Like Yogi said, 'It ain’t over'
Laurence Peter Berra. “Yogi,” as he is better known, was the transcendent catcher for the New York Yankees, a baseball team that was the epitome of the American culture after World War II and deep into the twentieth century. Yogi was a once-in-a-lifetime baseball talent but also famous for saying charming nonsensical quotes such as “It ain’t over till it’s over.”
Like COVID. It ain’t over.
For most things in life especially in the sporting world there is a start and there is a finish. The checkered flag indicates that the race is over in NASCAR. The mournful foghorn ends a soccer match.
Unlike sports, we don’t have any clear markers signaling the end of the pandemic. There will be no magical date, no running down of the clock, no switch of the calendar after which the pandemic will no longer be here. This issue is especially problematic with the emergence of virulent mutations that could well be more lethal than the pandemic nightmare we are living in.
We are well advised to be prudent and watchful and on guard. Listen to credentialed organizations such as the Centers for Disease Control and Prevention (the CDC) and the infectious disease experts at the National Institutes of Health.
But the buck stops with us. Is a trip to some exotic part of the world worth it when even the experts cannot anticipate the implications of the viral pandemic?
Yes, we are all sick and tired of this pandemic thing. There was a jubilant celebration that reasonably safe and effective vaccines would finally return us to the Land of Normal. But then something happened on the way to the airport. And that thing was a curveball from COVID. So what would Yogi say about that?
He would probably advise us not to count our chickens, to take that fork in the road, and that none of us can predict the future. And the virus will not simply disappear. We need to be vigilant. We will not suddenly wake up one day and there will be a “peace treaty” with COVID.
It is highly unlikely that there will be an an event, a circumstance after which we can breathe a sigh of relief, tear off our two masks, and get on with life.
According to some experts there will be a slow slog with fits and starts, and, like seasonal flu, COVID will always be with us to some extent.
So how will we know when it’s over? How will we know when we can get back to some semblance of normalcy as we once know it? The answer is this: we will never know for sure.
Let me share a medical example. We may live in some fear that any new ache or pain or sneeze could be COVID, and anyone showing up in the ER with vague symptoms will be assumed COVID positive until tests prove otherwise. But let us look at what is now happening as a cloudy vision of what the future might look like:
If the vaccination rate and the number of patients in the hospitals continue to look favorable, restaurants will lighten some of their restrictions.

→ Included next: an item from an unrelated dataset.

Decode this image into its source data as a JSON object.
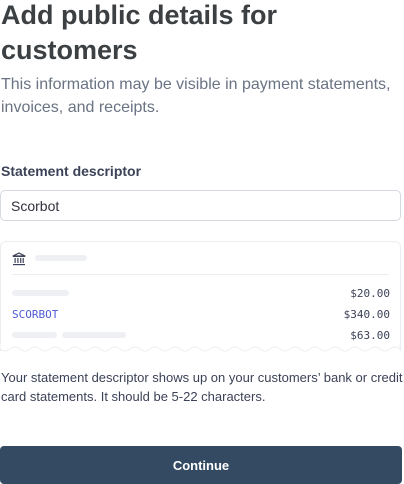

Patrons may be limited to 75% of occupancy with limited traffic at the bar. Some restaurants will continue to restrict dining hours to approximately 90 minutes per table. A marketing tool will be for restaurants to document that they follow CDC guidelines and theirs is a safe place in which to dine.
Corporations will loosen restrictions on face-to-face meetings with a limited number of encounters spaced by six feet in boardrooms and meeting rooms. Some industries may encourage face-to-face interchange from a standpoint of collaboration and synergy. Haven’t we all had enough of Zoom meetings for a while? Business travel may resume somewhat.
If resorts and attractive venues can market themselves as a COVID-free zone with aggressive mitigation methods, they will have a tremendous marketing advantage. And vacations may resume.
If current trends continue, there will be a slow, subtle reemergence of activity in corporate warrens. This point was made by a current trip to our accountant. The office fills the first four floors of a glass and chrome human fishbowl. At one point there were football fields of cubicles and thousands of workers doing tax-related work. This tax season the venue was completely dark, quiet, and devoid of any human presence. If the COVID trends continue in a positive direction, I would anticipate a limited percentage of workers will be invited back, and they will help support the local restaurants, the hair salons, coffee shops, and the dry cleaners and all those mom and pop businesses that rely on the corporate worker for their economic survival.
At some point there will be an expectation of a vaccine passport. This is a complex issue with profound legal and ethical implications, but without doubt I would suspect that most workers would feel more comfortable working in an environment where risks were mitigated such as being tested and vaccinated and having a document or app to prove it.
It is highly doubtful that those conventions and music events attracting 50,000 participants will have a resurgence. But some meetings on a smaller scale will undoubtedly have new life. Frequent checks on temperature and symptoms, aggressive hand washing, and double masking will be requirements for participation.
At the end of the day, we cannot rely on some executive order from the governor’s mansion to tell us that, finally, the pandemic is over, and we can get back to normal. That simply will not happen. Each of us must make that commitment to be street smart and savvy, put the odds in our favor, and get on with life.
Nothing will ever be the way it was. Like Yogi said, “The future ain’t what it used to be.”